== What you need to do ==
Copy the entries that appear below in full, leaving out any picture among them.

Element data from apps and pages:
++++++++++

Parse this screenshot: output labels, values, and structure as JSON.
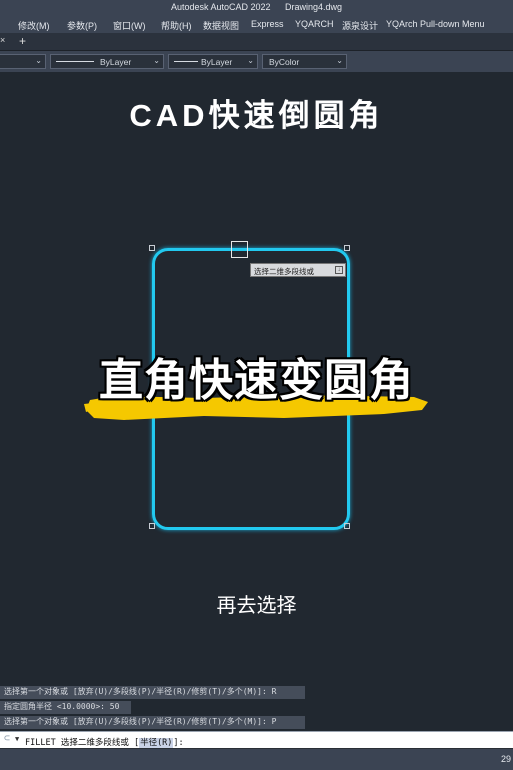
{
  "titlebar": {
    "app": "Autodesk AutoCAD 2022",
    "file": "Drawing4.dwg"
  },
  "menu": [
    "修改(M)",
    "参数(P)",
    "窗口(W)",
    "帮助(H)",
    "数据视图",
    "Express",
    "YQARCH",
    "源泉设计",
    "YQArch Pull-down Menu"
  ],
  "tabs": {
    "close": "×",
    "add": "+"
  },
  "properties": {
    "linetype": "ByLayer",
    "lineweight": "ByLayer",
    "color": "ByColor"
  },
  "canvas": {
    "heading": "CAD快速倒圆角",
    "tooltip": "选择二维多段线或",
    "overlay": "直角快速变圆角",
    "subtitle": "再去选择"
  },
  "history": [
    "选择第一个对象或 [放弃(U)/多段线(P)/半径(R)/修剪(T)/多个(M)]: R",
    "指定圆角半径 <10.0000>: 50",
    "选择第一个对象或 [放弃(U)/多段线(P)/半径(R)/修剪(T)/多个(M)]: P"
  ],
  "command": {
    "prompt": "FILLET 选择二维多段线或 [",
    "option": "半径(R)",
    "suffix": "]:"
  },
  "status": {
    "coord": "29"
  },
  "colors": {
    "shape": "#22c9ef",
    "highlight": "#f5c800",
    "canvas": "#212830"
  }
}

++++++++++

== Final answer ==
Parse this screenshot: output labels, values, and structure as JSON.
{
  "titlebar": {
    "app": "Autodesk AutoCAD 2022",
    "file": "Drawing4.dwg"
  },
  "menu": [
    "修改(M)",
    "参数(P)",
    "窗口(W)",
    "帮助(H)",
    "数据视图",
    "Express",
    "YQARCH",
    "源泉设计",
    "YQArch Pull-down Menu"
  ],
  "tabs": {
    "close": "×",
    "add": "+"
  },
  "properties": {
    "linetype": "ByLayer",
    "lineweight": "ByLayer",
    "color": "ByColor"
  },
  "canvas": {
    "heading": "CAD快速倒圆角",
    "tooltip": "选择二维多段线或",
    "overlay": "直角快速变圆角",
    "subtitle": "再去选择"
  },
  "history": [
    "选择第一个对象或 [放弃(U)/多段线(P)/半径(R)/修剪(T)/多个(M)]: R",
    "指定圆角半径 <10.0000>: 50",
    "选择第一个对象或 [放弃(U)/多段线(P)/半径(R)/修剪(T)/多个(M)]: P"
  ],
  "command": {
    "prompt": "FILLET 选择二维多段线或 [",
    "option": "半径(R)",
    "suffix": "]:"
  },
  "status": {
    "coord": "29"
  },
  "colors": {
    "shape": "#22c9ef",
    "highlight": "#f5c800",
    "canvas": "#212830"
  }
}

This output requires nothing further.